For the records below, report how many lines include the string "王与异界骑士", leaving out everything except the number.

--*--

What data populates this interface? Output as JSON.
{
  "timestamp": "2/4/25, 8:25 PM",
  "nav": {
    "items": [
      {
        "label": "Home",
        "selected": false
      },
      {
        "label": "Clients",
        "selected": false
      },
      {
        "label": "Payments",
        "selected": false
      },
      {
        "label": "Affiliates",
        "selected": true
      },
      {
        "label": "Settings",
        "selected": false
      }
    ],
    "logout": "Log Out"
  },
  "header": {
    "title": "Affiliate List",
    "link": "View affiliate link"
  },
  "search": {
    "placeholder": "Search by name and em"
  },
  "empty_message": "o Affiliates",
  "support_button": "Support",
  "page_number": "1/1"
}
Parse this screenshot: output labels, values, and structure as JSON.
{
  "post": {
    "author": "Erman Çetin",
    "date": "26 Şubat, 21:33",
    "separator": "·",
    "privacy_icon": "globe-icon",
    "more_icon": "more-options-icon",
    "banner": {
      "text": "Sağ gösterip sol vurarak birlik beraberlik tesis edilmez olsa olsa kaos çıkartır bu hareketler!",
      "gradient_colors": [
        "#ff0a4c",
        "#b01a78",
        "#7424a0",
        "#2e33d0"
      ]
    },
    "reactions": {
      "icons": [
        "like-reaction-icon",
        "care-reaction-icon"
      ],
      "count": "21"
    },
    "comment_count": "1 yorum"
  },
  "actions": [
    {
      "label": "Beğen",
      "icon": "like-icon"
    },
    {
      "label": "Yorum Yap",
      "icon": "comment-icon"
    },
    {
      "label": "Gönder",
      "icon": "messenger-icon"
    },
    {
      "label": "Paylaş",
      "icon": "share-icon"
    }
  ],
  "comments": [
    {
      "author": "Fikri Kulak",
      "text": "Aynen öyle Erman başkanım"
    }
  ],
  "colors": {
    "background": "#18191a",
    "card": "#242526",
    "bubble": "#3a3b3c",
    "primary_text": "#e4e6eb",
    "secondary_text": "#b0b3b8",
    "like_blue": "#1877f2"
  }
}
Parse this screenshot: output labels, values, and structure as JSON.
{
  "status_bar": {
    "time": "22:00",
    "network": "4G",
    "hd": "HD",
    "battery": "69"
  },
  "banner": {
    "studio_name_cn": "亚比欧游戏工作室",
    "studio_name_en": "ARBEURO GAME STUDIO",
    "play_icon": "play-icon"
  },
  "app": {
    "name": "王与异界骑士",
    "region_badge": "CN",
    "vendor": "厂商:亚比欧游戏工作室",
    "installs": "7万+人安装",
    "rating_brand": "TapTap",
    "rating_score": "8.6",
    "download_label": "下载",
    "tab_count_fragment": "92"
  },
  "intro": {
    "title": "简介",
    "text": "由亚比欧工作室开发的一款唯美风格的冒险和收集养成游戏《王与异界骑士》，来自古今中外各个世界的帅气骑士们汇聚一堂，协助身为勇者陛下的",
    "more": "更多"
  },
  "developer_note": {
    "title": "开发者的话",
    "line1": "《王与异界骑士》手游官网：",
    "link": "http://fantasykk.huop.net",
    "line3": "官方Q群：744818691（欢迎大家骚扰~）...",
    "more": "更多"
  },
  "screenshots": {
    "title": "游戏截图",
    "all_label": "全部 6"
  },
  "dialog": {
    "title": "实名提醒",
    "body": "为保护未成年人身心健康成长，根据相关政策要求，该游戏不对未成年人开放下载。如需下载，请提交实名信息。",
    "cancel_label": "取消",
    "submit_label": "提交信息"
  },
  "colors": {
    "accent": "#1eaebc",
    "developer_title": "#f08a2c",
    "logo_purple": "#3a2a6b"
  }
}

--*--

### [Output for this exercise]
3